======== DATA SUPPLIED ========
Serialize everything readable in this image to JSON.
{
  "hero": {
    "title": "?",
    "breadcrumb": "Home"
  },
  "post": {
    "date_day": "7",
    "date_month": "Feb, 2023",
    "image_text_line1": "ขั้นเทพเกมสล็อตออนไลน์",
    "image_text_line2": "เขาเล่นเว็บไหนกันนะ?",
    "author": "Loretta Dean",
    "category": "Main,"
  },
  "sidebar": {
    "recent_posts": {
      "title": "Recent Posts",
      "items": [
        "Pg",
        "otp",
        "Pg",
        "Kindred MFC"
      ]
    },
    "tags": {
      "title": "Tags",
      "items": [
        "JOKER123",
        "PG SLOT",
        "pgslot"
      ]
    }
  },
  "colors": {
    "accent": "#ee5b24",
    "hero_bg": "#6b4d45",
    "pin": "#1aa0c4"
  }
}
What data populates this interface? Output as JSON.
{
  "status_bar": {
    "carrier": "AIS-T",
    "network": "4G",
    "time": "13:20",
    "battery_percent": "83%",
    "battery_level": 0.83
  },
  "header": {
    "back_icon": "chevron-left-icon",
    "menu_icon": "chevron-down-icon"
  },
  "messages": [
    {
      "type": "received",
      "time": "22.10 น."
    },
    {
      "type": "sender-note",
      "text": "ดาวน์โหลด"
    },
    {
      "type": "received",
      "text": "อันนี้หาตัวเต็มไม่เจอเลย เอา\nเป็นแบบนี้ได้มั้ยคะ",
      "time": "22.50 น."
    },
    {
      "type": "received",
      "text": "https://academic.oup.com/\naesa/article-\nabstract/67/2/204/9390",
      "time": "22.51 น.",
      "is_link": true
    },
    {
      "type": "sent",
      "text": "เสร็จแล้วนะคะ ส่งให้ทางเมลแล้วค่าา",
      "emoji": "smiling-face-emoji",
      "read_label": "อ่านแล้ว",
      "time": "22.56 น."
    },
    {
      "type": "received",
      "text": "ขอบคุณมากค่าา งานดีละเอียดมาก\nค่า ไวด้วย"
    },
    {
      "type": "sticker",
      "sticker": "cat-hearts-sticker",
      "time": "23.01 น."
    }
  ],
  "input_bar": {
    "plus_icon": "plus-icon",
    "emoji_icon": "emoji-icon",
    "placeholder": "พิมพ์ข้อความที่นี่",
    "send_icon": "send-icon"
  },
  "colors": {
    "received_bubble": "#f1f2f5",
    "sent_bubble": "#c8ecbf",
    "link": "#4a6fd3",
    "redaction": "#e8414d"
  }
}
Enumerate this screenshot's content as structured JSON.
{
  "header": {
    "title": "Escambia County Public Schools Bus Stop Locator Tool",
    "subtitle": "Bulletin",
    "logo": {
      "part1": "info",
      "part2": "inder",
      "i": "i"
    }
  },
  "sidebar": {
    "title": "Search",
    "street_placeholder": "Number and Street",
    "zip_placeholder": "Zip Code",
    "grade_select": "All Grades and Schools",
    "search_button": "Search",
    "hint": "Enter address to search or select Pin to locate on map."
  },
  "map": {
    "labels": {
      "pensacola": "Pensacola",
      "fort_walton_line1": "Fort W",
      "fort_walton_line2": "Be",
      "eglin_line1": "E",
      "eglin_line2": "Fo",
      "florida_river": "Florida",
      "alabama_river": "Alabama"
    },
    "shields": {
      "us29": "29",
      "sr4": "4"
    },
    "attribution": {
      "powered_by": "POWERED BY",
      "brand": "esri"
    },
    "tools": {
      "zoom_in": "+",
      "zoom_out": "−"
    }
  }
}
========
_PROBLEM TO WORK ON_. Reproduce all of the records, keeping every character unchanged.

_ANSWER SECTION_.
Serialize everything readable in this image to JSON.
{
  "hero": {
    "title": "?",
    "breadcrumb": "Home"
  },
  "post": {
    "date_day": "7",
    "date_month": "Feb, 2023",
    "image_text_line1": "ขั้นเทพเกมสล็อตออนไลน์",
    "image_text_line2": "เขาเล่นเว็บไหนกันนะ?",
    "author": "Loretta Dean",
    "category": "Main,"
  },
  "sidebar": {
    "recent_posts": {
      "title": "Recent Posts",
      "items": [
        "Pg",
        "otp",
        "Pg",
        "Kindred MFC"
      ]
    },
    "tags": {
      "title": "Tags",
      "items": [
        "JOKER123",
        "PG SLOT",
        "pgslot"
      ]
    }
  },
  "colors": {
    "accent": "#ee5b24",
    "hero_bg": "#6b4d45",
    "pin": "#1aa0c4"
  }
}
What data populates this interface? Output as JSON.
{
  "status_bar": {
    "carrier": "AIS-T",
    "network": "4G",
    "time": "13:20",
    "battery_percent": "83%",
    "battery_level": 0.83
  },
  "header": {
    "back_icon": "chevron-left-icon",
    "menu_icon": "chevron-down-icon"
  },
  "messages": [
    {
      "type": "received",
      "time": "22.10 น."
    },
    {
      "type": "sender-note",
      "text": "ดาวน์โหลด"
    },
    {
      "type": "received",
      "text": "อันนี้หาตัวเต็มไม่เจอเลย เอา\nเป็นแบบนี้ได้มั้ยคะ",
      "time": "22.50 น."
    },
    {
      "type": "received",
      "text": "https://academic.oup.com/\naesa/article-\nabstract/67/2/204/9390",
      "time": "22.51 น.",
      "is_link": true
    },
    {
      "type": "sent",
      "text": "เสร็จแล้วนะคะ ส่งให้ทางเมลแล้วค่าา",
      "emoji": "smiling-face-emoji",
      "read_label": "อ่านแล้ว",
      "time": "22.56 น."
    },
    {
      "type": "received",
      "text": "ขอบคุณมากค่าา งานดีละเอียดมาก\nค่า ไวด้วย"
    },
    {
      "type": "sticker",
      "sticker": "cat-hearts-sticker",
      "time": "23.01 น."
    }
  ],
  "input_bar": {
    "plus_icon": "plus-icon",
    "emoji_icon": "emoji-icon",
    "placeholder": "พิมพ์ข้อความที่นี่",
    "send_icon": "send-icon"
  },
  "colors": {
    "received_bubble": "#f1f2f5",
    "sent_bubble": "#c8ecbf",
    "link": "#4a6fd3",
    "redaction": "#e8414d"
  }
}
Enumerate this screenshot's content as structured JSON.
{
  "header": {
    "title": "Escambia County Public Schools Bus Stop Locator Tool",
    "subtitle": "Bulletin",
    "logo": {
      "part1": "info",
      "part2": "inder",
      "i": "i"
    }
  },
  "sidebar": {
    "title": "Search",
    "street_placeholder": "Number and Street",
    "zip_placeholder": "Zip Code",
    "grade_select": "All Grades and Schools",
    "search_button": "Search",
    "hint": "Enter address to search or select Pin to locate on map."
  },
  "map": {
    "labels": {
      "pensacola": "Pensacola",
      "fort_walton_line1": "Fort W",
      "fort_walton_line2": "Be",
      "eglin_line1": "E",
      "eglin_line2": "Fo",
      "florida_river": "Florida",
      "alabama_river": "Alabama"
    },
    "shields": {
      "us29": "29",
      "sr4": "4"
    },
    "attribution": {
      "powered_by": "POWERED BY",
      "brand": "esri"
    },
    "tools": {
      "zoom_in": "+",
      "zoom_out": "−"
    }
  }
}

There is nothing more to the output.